• _PROBLEM TO SOLVE_: Go through the records below and copy out every line holding "kind".

• _INFORMATION PROVIDED_:

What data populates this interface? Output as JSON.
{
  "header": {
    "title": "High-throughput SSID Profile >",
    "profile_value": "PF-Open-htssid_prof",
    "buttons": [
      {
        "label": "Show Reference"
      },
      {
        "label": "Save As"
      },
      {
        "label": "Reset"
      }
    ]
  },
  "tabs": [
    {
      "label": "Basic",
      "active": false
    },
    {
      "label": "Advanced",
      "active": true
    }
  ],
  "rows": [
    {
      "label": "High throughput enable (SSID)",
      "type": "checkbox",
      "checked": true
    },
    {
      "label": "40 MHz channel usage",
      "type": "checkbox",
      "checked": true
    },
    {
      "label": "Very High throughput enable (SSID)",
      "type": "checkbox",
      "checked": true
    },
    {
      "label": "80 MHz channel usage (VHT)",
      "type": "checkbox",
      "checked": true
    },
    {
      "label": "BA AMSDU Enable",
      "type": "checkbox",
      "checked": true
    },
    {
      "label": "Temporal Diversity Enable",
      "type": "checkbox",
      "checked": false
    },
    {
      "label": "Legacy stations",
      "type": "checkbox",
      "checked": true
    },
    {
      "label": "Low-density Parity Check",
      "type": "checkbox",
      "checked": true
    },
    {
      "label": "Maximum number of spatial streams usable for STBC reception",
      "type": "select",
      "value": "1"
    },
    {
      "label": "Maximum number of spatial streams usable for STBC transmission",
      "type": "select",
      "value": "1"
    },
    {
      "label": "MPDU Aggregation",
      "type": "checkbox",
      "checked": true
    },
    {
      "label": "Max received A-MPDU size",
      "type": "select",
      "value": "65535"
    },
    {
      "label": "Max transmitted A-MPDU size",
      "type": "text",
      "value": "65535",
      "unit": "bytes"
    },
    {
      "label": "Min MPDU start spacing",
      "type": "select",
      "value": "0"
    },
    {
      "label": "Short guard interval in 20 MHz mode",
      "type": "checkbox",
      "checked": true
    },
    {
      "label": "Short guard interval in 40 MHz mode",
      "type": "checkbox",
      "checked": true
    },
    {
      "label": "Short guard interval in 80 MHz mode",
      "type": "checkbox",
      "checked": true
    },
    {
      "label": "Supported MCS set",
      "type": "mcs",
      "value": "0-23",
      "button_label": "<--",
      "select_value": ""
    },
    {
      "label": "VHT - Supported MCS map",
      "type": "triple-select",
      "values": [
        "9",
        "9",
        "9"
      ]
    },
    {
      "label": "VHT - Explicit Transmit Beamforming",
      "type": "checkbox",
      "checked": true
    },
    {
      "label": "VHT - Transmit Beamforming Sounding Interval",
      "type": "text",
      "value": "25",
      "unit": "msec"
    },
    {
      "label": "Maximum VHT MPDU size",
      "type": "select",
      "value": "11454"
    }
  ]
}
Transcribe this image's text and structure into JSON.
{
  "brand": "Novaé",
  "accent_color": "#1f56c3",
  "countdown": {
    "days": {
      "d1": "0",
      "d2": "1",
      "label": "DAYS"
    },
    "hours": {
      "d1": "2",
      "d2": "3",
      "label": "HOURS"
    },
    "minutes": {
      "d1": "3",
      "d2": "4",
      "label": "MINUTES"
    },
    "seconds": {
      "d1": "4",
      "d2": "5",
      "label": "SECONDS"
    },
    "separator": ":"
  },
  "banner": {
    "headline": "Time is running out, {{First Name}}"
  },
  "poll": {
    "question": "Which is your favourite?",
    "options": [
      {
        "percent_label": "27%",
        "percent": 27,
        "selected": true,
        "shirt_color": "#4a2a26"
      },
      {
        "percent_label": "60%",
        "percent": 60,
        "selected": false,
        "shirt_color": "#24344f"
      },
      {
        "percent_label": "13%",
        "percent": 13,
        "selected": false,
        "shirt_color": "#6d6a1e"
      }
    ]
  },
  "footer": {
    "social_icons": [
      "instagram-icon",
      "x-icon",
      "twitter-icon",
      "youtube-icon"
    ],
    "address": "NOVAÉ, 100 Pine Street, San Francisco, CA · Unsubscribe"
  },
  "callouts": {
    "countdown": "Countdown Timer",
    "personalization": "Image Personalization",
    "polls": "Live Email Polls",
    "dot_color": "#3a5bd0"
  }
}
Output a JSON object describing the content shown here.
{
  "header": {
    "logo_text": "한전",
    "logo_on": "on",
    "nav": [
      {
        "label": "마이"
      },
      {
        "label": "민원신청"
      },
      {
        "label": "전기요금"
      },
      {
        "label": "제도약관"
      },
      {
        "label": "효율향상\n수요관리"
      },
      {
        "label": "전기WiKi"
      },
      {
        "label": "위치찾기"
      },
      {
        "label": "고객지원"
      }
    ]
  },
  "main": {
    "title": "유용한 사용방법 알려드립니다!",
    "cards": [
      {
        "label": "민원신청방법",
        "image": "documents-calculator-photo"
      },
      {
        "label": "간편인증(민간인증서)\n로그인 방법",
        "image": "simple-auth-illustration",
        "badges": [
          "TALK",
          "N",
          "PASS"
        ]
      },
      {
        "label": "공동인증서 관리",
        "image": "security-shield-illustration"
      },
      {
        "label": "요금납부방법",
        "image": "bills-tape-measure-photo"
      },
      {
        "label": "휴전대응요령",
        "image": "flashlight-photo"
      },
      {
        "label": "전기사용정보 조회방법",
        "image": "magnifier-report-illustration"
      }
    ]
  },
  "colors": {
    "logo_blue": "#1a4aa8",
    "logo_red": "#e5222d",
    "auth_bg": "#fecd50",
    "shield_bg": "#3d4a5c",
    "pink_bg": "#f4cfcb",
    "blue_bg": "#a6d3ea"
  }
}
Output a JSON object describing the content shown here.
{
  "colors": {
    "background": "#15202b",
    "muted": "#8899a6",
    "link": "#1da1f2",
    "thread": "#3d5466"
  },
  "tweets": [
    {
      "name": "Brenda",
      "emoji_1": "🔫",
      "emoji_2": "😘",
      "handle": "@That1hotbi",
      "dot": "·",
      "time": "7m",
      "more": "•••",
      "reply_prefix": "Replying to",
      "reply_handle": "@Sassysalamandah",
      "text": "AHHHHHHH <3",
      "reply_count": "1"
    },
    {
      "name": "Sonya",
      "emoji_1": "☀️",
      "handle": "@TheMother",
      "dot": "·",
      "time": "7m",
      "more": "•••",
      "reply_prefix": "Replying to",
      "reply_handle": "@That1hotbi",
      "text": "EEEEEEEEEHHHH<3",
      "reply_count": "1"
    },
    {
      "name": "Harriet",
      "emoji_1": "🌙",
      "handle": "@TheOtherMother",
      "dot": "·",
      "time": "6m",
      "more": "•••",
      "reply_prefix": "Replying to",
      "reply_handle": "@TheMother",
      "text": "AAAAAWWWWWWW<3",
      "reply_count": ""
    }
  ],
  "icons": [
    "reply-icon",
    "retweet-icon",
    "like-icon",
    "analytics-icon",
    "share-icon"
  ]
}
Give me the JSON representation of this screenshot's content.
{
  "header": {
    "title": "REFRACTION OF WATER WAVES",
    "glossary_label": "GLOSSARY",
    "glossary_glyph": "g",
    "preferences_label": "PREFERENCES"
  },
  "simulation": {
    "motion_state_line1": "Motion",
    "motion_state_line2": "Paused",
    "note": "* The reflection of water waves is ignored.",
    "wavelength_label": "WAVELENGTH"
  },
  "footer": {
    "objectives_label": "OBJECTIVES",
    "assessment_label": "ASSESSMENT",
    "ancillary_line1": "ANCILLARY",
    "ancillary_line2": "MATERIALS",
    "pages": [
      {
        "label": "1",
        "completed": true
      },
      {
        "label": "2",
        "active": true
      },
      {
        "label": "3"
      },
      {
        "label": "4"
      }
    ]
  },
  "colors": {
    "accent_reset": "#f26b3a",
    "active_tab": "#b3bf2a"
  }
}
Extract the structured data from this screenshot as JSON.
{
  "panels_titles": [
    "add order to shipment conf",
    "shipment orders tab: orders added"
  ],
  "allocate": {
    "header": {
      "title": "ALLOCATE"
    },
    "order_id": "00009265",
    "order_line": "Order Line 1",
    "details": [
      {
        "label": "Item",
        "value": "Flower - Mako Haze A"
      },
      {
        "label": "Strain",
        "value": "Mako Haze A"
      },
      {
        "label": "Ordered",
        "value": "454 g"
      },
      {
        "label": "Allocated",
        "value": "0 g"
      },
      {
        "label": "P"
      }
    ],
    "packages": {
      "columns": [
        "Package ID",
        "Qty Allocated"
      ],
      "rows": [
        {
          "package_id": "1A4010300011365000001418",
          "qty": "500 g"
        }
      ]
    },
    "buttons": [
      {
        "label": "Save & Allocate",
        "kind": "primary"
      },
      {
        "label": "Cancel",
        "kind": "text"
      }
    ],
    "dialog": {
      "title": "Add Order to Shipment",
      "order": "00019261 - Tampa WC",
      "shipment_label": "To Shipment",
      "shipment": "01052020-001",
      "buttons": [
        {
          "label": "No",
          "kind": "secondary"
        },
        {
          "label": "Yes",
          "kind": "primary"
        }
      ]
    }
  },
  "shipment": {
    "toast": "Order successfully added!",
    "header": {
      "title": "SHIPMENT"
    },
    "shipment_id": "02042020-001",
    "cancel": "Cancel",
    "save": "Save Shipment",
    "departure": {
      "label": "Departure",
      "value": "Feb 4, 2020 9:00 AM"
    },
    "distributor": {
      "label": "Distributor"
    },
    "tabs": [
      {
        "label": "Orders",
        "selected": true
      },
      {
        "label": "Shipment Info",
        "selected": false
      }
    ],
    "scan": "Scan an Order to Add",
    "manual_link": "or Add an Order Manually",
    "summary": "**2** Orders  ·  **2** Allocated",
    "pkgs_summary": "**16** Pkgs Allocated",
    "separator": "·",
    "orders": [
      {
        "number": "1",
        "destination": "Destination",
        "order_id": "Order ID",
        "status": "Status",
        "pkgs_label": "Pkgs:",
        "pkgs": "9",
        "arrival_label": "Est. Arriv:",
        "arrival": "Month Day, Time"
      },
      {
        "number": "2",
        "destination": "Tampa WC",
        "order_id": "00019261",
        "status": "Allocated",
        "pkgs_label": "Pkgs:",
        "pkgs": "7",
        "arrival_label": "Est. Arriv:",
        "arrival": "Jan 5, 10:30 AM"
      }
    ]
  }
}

• _ANSWER FOR THIS EXERCISE_:
        "kind": "primary"
        "kind": "text"
          "kind": "secondary"
          "kind": "primary"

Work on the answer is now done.